3) Within the Diaspora Ministry’s existing structure of annual action plans, endeavor to develop specific and achievable short, medium, and long-term goals and timetables for the Ministry with annual, public updates on the status of completion. One example could be to consider ways by which to mobilize the Diaspora in case there is a foreign effort to liquidate Armenia and/or Artsakh.


4) Take steps to remove barriers erected by past regimes that excluded Diaspora Armenians from full participation in the governance of the country. For example, to launch a program of incentives for the repatriation or short, medium, or long-term residence of those who have left present-day Armenia as well as those who have never lived there. Strive to meaningfully extend RoA nationality to all Armenians by means of relaxed citizenship legislation, which would permit them to vote from abroad, have parliamentary representation, serve in the military, and pay taxes. Doing so would help slow down the progression of the Armenian effects in the Diaspora: destruction and assimilation.


5) Continue to brainstorm and coordinate -- with Diaspora experts -- a study of the problems and concerns relating to the Diaspora.

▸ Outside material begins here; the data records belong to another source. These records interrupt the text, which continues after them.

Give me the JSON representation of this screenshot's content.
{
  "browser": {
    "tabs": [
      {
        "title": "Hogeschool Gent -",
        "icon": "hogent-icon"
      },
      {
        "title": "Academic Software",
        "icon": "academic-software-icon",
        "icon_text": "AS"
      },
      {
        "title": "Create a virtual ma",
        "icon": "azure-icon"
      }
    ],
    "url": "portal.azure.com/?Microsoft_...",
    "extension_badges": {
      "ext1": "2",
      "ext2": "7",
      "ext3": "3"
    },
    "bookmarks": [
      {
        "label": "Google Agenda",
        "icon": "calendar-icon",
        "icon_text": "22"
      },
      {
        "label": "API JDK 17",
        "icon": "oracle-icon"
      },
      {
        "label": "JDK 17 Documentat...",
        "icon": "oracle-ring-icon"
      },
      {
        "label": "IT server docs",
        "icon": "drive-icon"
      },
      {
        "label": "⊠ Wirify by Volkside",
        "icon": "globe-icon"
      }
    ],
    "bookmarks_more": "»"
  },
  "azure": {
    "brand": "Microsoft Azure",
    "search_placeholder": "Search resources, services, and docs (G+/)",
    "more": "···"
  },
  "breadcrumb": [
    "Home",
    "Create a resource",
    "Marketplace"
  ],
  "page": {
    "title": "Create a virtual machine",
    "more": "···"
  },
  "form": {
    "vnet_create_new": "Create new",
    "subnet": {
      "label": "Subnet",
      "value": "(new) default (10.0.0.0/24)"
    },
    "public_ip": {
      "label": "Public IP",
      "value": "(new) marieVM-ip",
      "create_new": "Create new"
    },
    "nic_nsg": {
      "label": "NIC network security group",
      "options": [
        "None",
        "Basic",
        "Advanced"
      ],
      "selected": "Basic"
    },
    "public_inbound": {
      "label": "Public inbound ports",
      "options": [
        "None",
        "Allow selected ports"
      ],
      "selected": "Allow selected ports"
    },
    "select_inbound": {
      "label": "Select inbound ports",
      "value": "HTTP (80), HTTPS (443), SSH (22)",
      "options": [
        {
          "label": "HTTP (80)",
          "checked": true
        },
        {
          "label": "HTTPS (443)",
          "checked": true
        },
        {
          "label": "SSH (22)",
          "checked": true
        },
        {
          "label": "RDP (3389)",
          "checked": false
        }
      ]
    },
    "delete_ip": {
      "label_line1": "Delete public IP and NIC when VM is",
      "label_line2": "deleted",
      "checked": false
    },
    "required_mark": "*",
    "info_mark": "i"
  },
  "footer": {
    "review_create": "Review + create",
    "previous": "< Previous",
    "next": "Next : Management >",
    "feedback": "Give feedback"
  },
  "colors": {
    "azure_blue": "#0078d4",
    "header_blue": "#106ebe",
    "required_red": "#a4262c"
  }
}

For example, to slow down assimilation in the Diaspora, and in keeping with the 2018 proposal for the revitalization of the Western Armenian dialect submitted to the Justice Ministry of Armenia, to accelerate the teaching of Western and Eastern Armenian languages and cultures with the cooperation of educational and cultural institutions in Armenia and the Diaspora. This would include the participation of the Departments of Western Armenian at Yerevan State University and the Acharyan Institute of Linguistics at the National Academy of Sciences of Armenia, and their counterparts in the Diaspora; and to integrate Diaspora history, literature, and other forms of culture in the elementary, middle, and high school curricula of Armenia in order to foster a greater understanding of the Western Armenian Diaspora culture.


To this end, we urge the Diaspora Ministry to implement its 2009 action plan to create a department of Western Armenian Literature and Diaspora Studies at the Abeghyan Institute of Literature at the National Academy of Sciences of Armenia. We would also like to see the Diaspora Ministry organize a team of experts from Armenia and the Diaspora to develop a curriculum for the elementary and secondary school levels in cooperation with the Philology Department of the Armenia State Pedagogical University.


6) Seek to establish meaningful exchange groups which promote long-term engagement in Armenia and the Diaspora and eventual repatriation. While Diaspora youth programs in Armenia are well established, we would like to see undergraduate and graduate students from Armenia who specialize in Armenology, Armenian Political Science/Oriental Studies, and Armenian Language and History have the opportunity to work as volunteers and interns in Diaspora organizations and communities.


In keeping with the Diaspora Ministry’s action plans, we would like to see Diasporan professional and creative individuals with a Western Armenian orientation not necessarily affiliated with any Armenian organization have the opportunity to perform, teach and tour within Armenia with organizational and logistical assistance from Diaspora Ministry personnel stationed in the Diaspora.


7) In keeping with the Diaspora Ministry’s action plan initiated in 2011, we recommend the development of a worldwide directory of Armenian talent in all disciplines with added compilation assistance from organizations and individuals in the Diaspora.


8) Resolve to address, in tandem with the Foreign Ministry, Armenian Genocide reparations and restitution in cooperation with a number of groups, including strong democracy-oriented organizations in the Diaspora and Armenia, to conduct censuses and surveys to understand, for example, how many Armenian individuals possess property deeds in Turkey to use as leverage in future negotiations with Turkey.


It is to be hoped that the foregoing will be accepted in the fraternal spirit in which it is being offered.


Thank you for your kind consideration.


Sincerely (in alphabetical order),


C.K. Garabed, Independent writer/editor, New Jersey, USA

Lusin Kasbarian, Independent journalist, New Jersey, USA

Ludér Sahagian, Independent scholar, Massachusetts, USA

Jirair Tutunjian, Independent journalist, Toronto, Canada